## YOUR GOAL
All records below are to be repeated precisely, with nothing added.

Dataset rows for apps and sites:

* * * * * * *

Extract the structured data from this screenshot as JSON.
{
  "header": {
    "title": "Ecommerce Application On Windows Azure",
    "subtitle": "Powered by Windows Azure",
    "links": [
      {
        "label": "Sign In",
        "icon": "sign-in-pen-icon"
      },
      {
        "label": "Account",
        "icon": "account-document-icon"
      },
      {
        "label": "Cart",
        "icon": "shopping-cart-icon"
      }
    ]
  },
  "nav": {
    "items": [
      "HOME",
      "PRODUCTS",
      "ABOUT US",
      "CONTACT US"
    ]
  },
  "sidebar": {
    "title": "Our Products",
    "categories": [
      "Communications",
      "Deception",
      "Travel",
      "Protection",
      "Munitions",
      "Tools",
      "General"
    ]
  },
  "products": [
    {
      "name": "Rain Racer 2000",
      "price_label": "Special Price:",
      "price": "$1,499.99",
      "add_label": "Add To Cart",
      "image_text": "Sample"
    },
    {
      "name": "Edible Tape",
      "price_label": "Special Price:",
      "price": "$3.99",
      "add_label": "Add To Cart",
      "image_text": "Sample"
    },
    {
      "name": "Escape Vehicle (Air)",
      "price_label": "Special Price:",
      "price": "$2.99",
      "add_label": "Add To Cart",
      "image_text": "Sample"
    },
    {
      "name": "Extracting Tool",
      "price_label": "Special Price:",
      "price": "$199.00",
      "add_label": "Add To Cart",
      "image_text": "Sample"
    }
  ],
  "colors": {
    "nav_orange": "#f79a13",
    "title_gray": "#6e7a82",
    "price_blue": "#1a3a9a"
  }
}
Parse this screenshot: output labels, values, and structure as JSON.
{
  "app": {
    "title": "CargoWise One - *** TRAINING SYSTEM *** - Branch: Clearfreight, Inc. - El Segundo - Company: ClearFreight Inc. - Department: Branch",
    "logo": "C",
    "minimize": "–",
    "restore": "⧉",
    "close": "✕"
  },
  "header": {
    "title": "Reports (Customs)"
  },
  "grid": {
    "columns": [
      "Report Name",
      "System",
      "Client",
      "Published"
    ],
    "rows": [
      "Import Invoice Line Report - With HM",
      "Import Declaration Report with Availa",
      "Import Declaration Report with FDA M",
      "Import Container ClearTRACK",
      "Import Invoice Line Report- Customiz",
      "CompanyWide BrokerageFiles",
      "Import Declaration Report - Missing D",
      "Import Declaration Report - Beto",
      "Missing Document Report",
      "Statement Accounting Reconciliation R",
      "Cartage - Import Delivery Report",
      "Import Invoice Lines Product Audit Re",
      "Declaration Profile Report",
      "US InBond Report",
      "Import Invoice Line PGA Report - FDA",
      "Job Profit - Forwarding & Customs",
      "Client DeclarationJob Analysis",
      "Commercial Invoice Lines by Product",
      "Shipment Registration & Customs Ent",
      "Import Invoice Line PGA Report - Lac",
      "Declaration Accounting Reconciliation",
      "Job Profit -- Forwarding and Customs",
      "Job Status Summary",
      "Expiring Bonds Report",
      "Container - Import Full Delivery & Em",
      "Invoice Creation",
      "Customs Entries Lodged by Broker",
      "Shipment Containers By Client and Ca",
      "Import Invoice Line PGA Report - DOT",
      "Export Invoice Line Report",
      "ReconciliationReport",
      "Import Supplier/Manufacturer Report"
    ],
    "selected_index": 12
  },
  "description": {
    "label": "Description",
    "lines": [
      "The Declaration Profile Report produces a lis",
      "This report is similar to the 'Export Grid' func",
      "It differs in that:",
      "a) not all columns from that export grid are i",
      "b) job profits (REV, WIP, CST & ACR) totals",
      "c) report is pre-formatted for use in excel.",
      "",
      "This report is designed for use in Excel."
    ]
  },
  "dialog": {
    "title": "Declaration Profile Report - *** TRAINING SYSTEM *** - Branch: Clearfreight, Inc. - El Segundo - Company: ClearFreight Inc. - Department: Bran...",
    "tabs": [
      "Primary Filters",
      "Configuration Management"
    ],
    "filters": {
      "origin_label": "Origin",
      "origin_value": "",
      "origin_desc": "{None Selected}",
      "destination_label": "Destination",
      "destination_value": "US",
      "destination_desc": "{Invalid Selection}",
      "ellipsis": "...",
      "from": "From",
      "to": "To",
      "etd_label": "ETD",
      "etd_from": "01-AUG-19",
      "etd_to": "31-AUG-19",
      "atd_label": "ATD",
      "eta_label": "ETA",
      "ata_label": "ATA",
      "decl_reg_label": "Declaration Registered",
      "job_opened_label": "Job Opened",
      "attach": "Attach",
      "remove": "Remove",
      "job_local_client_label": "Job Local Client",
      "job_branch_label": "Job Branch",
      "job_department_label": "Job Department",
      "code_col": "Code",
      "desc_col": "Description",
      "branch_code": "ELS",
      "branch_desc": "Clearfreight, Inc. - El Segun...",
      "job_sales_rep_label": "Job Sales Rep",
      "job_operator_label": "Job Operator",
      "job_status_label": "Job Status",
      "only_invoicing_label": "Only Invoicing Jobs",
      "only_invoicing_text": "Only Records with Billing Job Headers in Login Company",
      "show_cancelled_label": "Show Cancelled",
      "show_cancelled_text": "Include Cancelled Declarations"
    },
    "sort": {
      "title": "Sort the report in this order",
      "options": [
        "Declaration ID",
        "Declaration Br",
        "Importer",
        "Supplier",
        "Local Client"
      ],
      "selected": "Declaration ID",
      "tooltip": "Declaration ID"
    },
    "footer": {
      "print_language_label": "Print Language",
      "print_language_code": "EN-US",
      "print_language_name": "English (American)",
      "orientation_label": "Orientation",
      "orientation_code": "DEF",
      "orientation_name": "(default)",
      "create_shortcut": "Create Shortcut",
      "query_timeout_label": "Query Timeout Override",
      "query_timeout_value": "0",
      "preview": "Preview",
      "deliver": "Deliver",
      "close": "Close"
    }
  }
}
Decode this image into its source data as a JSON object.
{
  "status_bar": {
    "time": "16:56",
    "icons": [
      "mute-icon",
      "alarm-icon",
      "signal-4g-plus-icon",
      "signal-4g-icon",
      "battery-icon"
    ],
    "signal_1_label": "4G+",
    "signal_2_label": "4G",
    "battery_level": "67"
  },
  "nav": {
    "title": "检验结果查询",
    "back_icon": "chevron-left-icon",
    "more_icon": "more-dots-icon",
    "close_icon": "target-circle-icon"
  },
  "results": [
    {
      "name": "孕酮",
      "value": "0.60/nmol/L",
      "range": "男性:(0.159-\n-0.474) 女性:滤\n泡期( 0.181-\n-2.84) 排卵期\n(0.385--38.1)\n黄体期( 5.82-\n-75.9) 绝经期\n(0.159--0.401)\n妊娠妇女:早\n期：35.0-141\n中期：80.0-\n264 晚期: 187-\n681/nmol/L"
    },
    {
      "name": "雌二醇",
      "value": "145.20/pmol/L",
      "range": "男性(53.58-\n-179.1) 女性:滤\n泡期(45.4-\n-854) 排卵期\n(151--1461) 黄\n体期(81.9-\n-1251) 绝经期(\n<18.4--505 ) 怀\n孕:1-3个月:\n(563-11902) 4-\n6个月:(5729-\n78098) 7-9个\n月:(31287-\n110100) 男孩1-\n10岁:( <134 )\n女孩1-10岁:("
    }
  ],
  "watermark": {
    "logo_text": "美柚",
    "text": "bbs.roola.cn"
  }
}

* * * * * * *

## ANSWER SPACE
Extract the structured data from this screenshot as JSON.
{
  "header": {
    "title": "Ecommerce Application On Windows Azure",
    "subtitle": "Powered by Windows Azure",
    "links": [
      {
        "label": "Sign In",
        "icon": "sign-in-pen-icon"
      },
      {
        "label": "Account",
        "icon": "account-document-icon"
      },
      {
        "label": "Cart",
        "icon": "shopping-cart-icon"
      }
    ]
  },
  "nav": {
    "items": [
      "HOME",
      "PRODUCTS",
      "ABOUT US",
      "CONTACT US"
    ]
  },
  "sidebar": {
    "title": "Our Products",
    "categories": [
      "Communications",
      "Deception",
      "Travel",
      "Protection",
      "Munitions",
      "Tools",
      "General"
    ]
  },
  "products": [
    {
      "name": "Rain Racer 2000",
      "price_label": "Special Price:",
      "price": "$1,499.99",
      "add_label": "Add To Cart",
      "image_text": "Sample"
    },
    {
      "name": "Edible Tape",
      "price_label": "Special Price:",
      "price": "$3.99",
      "add_label": "Add To Cart",
      "image_text": "Sample"
    },
    {
      "name": "Escape Vehicle (Air)",
      "price_label": "Special Price:",
      "price": "$2.99",
      "add_label": "Add To Cart",
      "image_text": "Sample"
    },
    {
      "name": "Extracting Tool",
      "price_label": "Special Price:",
      "price": "$199.00",
      "add_label": "Add To Cart",
      "image_text": "Sample"
    }
  ],
  "colors": {
    "nav_orange": "#f79a13",
    "title_gray": "#6e7a82",
    "price_blue": "#1a3a9a"
  }
}
Parse this screenshot: output labels, values, and structure as JSON.
{
  "app": {
    "title": "CargoWise One - *** TRAINING SYSTEM *** - Branch: Clearfreight, Inc. - El Segundo - Company: ClearFreight Inc. - Department: Branch",
    "logo": "C",
    "minimize": "–",
    "restore": "⧉",
    "close": "✕"
  },
  "header": {
    "title": "Reports (Customs)"
  },
  "grid": {
    "columns": [
      "Report Name",
      "System",
      "Client",
      "Published"
    ],
    "rows": [
      "Import Invoice Line Report - With HM",
      "Import Declaration Report with Availa",
      "Import Declaration Report with FDA M",
      "Import Container ClearTRACK",
      "Import Invoice Line Report- Customiz",
      "CompanyWide BrokerageFiles",
      "Import Declaration Report - Missing D",
      "Import Declaration Report - Beto",
      "Missing Document Report",
      "Statement Accounting Reconciliation R",
      "Cartage - Import Delivery Report",
      "Import Invoice Lines Product Audit Re",
      "Declaration Profile Report",
      "US InBond Report",
      "Import Invoice Line PGA Report - FDA",
      "Job Profit - Forwarding & Customs",
      "Client DeclarationJob Analysis",
      "Commercial Invoice Lines by Product",
      "Shipment Registration & Customs Ent",
      "Import Invoice Line PGA Report - Lac",
      "Declaration Accounting Reconciliation",
      "Job Profit -- Forwarding and Customs",
      "Job Status Summary",
      "Expiring Bonds Report",
      "Container - Import Full Delivery & Em",
      "Invoice Creation",
      "Customs Entries Lodged by Broker",
      "Shipment Containers By Client and Ca",
      "Import Invoice Line PGA Report - DOT",
      "Export Invoice Line Report",
      "ReconciliationReport",
      "Import Supplier/Manufacturer Report"
    ],
    "selected_index": 12
  },
  "description": {
    "label": "Description",
    "lines": [
      "The Declaration Profile Report produces a lis",
      "This report is similar to the 'Export Grid' func",
      "It differs in that:",
      "a) not all columns from that export grid are i",
      "b) job profits (REV, WIP, CST & ACR) totals",
      "c) report is pre-formatted for use in excel.",
      "",
      "This report is designed for use in Excel."
    ]
  },
  "dialog": {
    "title": "Declaration Profile Report - *** TRAINING SYSTEM *** - Branch: Clearfreight, Inc. - El Segundo - Company: ClearFreight Inc. - Department: Bran...",
    "tabs": [
      "Primary Filters",
      "Configuration Management"
    ],
    "filters": {
      "origin_label": "Origin",
      "origin_value": "",
      "origin_desc": "{None Selected}",
      "destination_label": "Destination",
      "destination_value": "US",
      "destination_desc": "{Invalid Selection}",
      "ellipsis": "...",
      "from": "From",
      "to": "To",
      "etd_label": "ETD",
      "etd_from": "01-AUG-19",
      "etd_to": "31-AUG-19",
      "atd_label": "ATD",
      "eta_label": "ETA",
      "ata_label": "ATA",
      "decl_reg_label": "Declaration Registered",
      "job_opened_label": "Job Opened",
      "attach": "Attach",
      "remove": "Remove",
      "job_local_client_label": "Job Local Client",
      "job_branch_label": "Job Branch",
      "job_department_label": "Job Department",
      "code_col": "Code",
      "desc_col": "Description",
      "branch_code": "ELS",
      "branch_desc": "Clearfreight, Inc. - El Segun...",
      "job_sales_rep_label": "Job Sales Rep",
      "job_operator_label": "Job Operator",
      "job_status_label": "Job Status",
      "only_invoicing_label": "Only Invoicing Jobs",
      "only_invoicing_text": "Only Records with Billing Job Headers in Login Company",
      "show_cancelled_label": "Show Cancelled",
      "show_cancelled_text": "Include Cancelled Declarations"
    },
    "sort": {
      "title": "Sort the report in this order",
      "options": [
        "Declaration ID",
        "Declaration Br",
        "Importer",
        "Supplier",
        "Local Client"
      ],
      "selected": "Declaration ID",
      "tooltip": "Declaration ID"
    },
    "footer": {
      "print_language_label": "Print Language",
      "print_language_code": "EN-US",
      "print_language_name": "English (American)",
      "orientation_label": "Orientation",
      "orientation_code": "DEF",
      "orientation_name": "(default)",
      "create_shortcut": "Create Shortcut",
      "query_timeout_label": "Query Timeout Override",
      "query_timeout_value": "0",
      "preview": "Preview",
      "deliver": "Deliver",
      "close": "Close"
    }
  }
}
Decode this image into its source data as a JSON object.
{
  "status_bar": {
    "time": "16:56",
    "icons": [
      "mute-icon",
      "alarm-icon",
      "signal-4g-plus-icon",
      "signal-4g-icon",
      "battery-icon"
    ],
    "signal_1_label": "4G+",
    "signal_2_label": "4G",
    "battery_level": "67"
  },
  "nav": {
    "title": "检验结果查询",
    "back_icon": "chevron-left-icon",
    "more_icon": "more-dots-icon",
    "close_icon": "target-circle-icon"
  },
  "results": [
    {
      "name": "孕酮",
      "value": "0.60/nmol/L",
      "range": "男性:(0.159-\n-0.474) 女性:滤\n泡期( 0.181-\n-2.84) 排卵期\n(0.385--38.1)\n黄体期( 5.82-\n-75.9) 绝经期\n(0.159--0.401)\n妊娠妇女:早\n期：35.0-141\n中期：80.0-\n264 晚期: 187-\n681/nmol/L"
    },
    {
      "name": "雌二醇",
      "value": "145.20/pmol/L",
      "range": "男性(53.58-\n-179.1) 女性:滤\n泡期(45.4-\n-854) 排卵期\n(151--1461) 黄\n体期(81.9-\n-1251) 绝经期(\n<18.4--505 ) 怀\n孕:1-3个月:\n(563-11902) 4-\n6个月:(5729-\n78098) 7-9个\n月:(31287-\n110100) 男孩1-\n10岁:( <134 )\n女孩1-10岁:("
    }
  ],
  "watermark": {
    "logo_text": "美柚",
    "text": "bbs.roola.cn"
  }
}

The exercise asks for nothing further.